== Segment start ==
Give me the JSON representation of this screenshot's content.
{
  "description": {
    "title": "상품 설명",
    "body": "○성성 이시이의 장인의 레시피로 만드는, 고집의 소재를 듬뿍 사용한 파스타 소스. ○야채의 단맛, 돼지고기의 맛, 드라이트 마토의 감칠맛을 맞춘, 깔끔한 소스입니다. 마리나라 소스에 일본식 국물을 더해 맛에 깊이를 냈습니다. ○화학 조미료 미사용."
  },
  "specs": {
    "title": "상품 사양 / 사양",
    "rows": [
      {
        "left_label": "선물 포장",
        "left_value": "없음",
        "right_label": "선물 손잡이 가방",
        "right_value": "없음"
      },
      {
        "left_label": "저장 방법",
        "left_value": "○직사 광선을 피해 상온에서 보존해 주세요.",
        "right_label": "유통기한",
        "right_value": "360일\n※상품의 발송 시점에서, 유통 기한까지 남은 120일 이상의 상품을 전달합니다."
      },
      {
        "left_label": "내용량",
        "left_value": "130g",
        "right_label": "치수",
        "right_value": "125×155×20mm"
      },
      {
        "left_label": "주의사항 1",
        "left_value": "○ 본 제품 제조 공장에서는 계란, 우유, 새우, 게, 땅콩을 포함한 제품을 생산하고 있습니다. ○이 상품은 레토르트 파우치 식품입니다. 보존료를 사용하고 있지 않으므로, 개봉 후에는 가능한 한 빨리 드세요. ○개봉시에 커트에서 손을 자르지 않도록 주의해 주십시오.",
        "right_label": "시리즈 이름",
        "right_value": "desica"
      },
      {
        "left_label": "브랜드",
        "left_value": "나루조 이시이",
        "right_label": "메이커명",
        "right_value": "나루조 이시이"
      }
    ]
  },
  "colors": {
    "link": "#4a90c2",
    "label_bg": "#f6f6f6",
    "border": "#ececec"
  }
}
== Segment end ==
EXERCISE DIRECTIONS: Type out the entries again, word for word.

EXERCISE RESULT:
Give me the JSON representation of this screenshot's content.
{
  "description": {
    "title": "상품 설명",
    "body": "○성성 이시이의 장인의 레시피로 만드는, 고집의 소재를 듬뿍 사용한 파스타 소스. ○야채의 단맛, 돼지고기의 맛, 드라이트 마토의 감칠맛을 맞춘, 깔끔한 소스입니다. 마리나라 소스에 일본식 국물을 더해 맛에 깊이를 냈습니다. ○화학 조미료 미사용."
  },
  "specs": {
    "title": "상품 사양 / 사양",
    "rows": [
      {
        "left_label": "선물 포장",
        "left_value": "없음",
        "right_label": "선물 손잡이 가방",
        "right_value": "없음"
      },
      {
        "left_label": "저장 방법",
        "left_value": "○직사 광선을 피해 상온에서 보존해 주세요.",
        "right_label": "유통기한",
        "right_value": "360일\n※상품의 발송 시점에서, 유통 기한까지 남은 120일 이상의 상품을 전달합니다."
      },
      {
        "left_label": "내용량",
        "left_value": "130g",
        "right_label": "치수",
        "right_value": "125×155×20mm"
      },
      {
        "left_label": "주의사항 1",
        "left_value": "○ 본 제품 제조 공장에서는 계란, 우유, 새우, 게, 땅콩을 포함한 제품을 생산하고 있습니다. ○이 상품은 레토르트 파우치 식품입니다. 보존료를 사용하고 있지 않으므로, 개봉 후에는 가능한 한 빨리 드세요. ○개봉시에 커트에서 손을 자르지 않도록 주의해 주십시오.",
        "right_label": "시리즈 이름",
        "right_value": "desica"
      },
      {
        "left_label": "브랜드",
        "left_value": "나루조 이시이",
        "right_label": "메이커명",
        "right_value": "나루조 이시이"
      }
    ]
  },
  "colors": {
    "link": "#4a90c2",
    "label_bg": "#f6f6f6",
    "border": "#ececec"
  }
}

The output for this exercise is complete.